The existing two storey house at Five Elms does not take advantage of the site’s opportunities and is subject to flooding. The brief required AR Design Studio to embrace and challenge these issues within the protected surroundings of Bosham. The narrative for the scheme came from within the local context, in the form of a Rap-tackle Grade II listed 18th century warehouse, planted in the water of Bosham Quay. This building, typical of its context, uses solid brick plinths to raise the building above water level, protecting and supporting an inhabited timber clad form.
We have translated this rationale to our site where flooding commonly occurs, raising the proposed 300sqm four bedroom house off the ground to allow flooding beneath. From the elevated ground floor, decking steps down to the landscape, whilst from an elevated perspective, the site also hosts uninterrupted views. This in turn has informed the concept of an upside-down house, private rooms inhabiting the solid plinths at ground floor to raise the first floor timber form, its open plan layout and balconies taking advantage of the views overlooking the surrounding farmland.
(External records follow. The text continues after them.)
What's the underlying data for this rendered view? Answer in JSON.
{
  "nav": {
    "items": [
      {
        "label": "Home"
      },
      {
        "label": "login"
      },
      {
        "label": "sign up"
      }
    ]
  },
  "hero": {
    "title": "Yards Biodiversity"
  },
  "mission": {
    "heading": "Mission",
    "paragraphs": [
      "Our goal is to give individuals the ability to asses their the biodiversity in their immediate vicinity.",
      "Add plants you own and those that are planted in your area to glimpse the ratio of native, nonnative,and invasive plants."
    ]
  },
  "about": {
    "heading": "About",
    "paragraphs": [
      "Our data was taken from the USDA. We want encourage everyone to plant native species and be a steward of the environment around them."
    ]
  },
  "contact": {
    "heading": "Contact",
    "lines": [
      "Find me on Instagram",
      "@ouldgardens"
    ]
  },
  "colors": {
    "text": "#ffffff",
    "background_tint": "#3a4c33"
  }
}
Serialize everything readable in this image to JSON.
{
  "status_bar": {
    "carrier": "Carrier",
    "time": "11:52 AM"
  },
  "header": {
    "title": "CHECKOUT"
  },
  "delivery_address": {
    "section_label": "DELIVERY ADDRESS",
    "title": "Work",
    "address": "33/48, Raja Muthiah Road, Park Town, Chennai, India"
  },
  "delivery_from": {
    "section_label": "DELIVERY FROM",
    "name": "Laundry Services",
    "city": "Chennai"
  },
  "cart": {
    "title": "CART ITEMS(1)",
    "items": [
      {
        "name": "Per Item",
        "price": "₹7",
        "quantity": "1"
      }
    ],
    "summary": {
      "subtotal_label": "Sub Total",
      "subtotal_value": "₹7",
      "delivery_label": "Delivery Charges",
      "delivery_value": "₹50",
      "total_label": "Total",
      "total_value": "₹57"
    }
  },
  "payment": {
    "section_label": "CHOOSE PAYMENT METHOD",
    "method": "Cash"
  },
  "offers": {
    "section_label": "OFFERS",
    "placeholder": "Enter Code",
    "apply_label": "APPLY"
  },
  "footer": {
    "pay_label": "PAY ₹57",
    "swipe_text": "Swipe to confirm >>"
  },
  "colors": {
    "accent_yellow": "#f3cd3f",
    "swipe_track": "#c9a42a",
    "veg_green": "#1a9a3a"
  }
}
The concept of the Rap-tackle warehouse was continued through to the material palette, where solid materials of flint and a contemporary linear brick were chosen for the ground floor, supporting the light weight timber first floor form, reflecting the blend of traditional red brick and natural hues in the surrounding area.
As such the proposed house makes use of references and materials found in Bosham itself and across the surrounding countryside, whilst the brief has challenged the design to create a one-off contemporary design, enhancing the architectural distinctiveness of the area.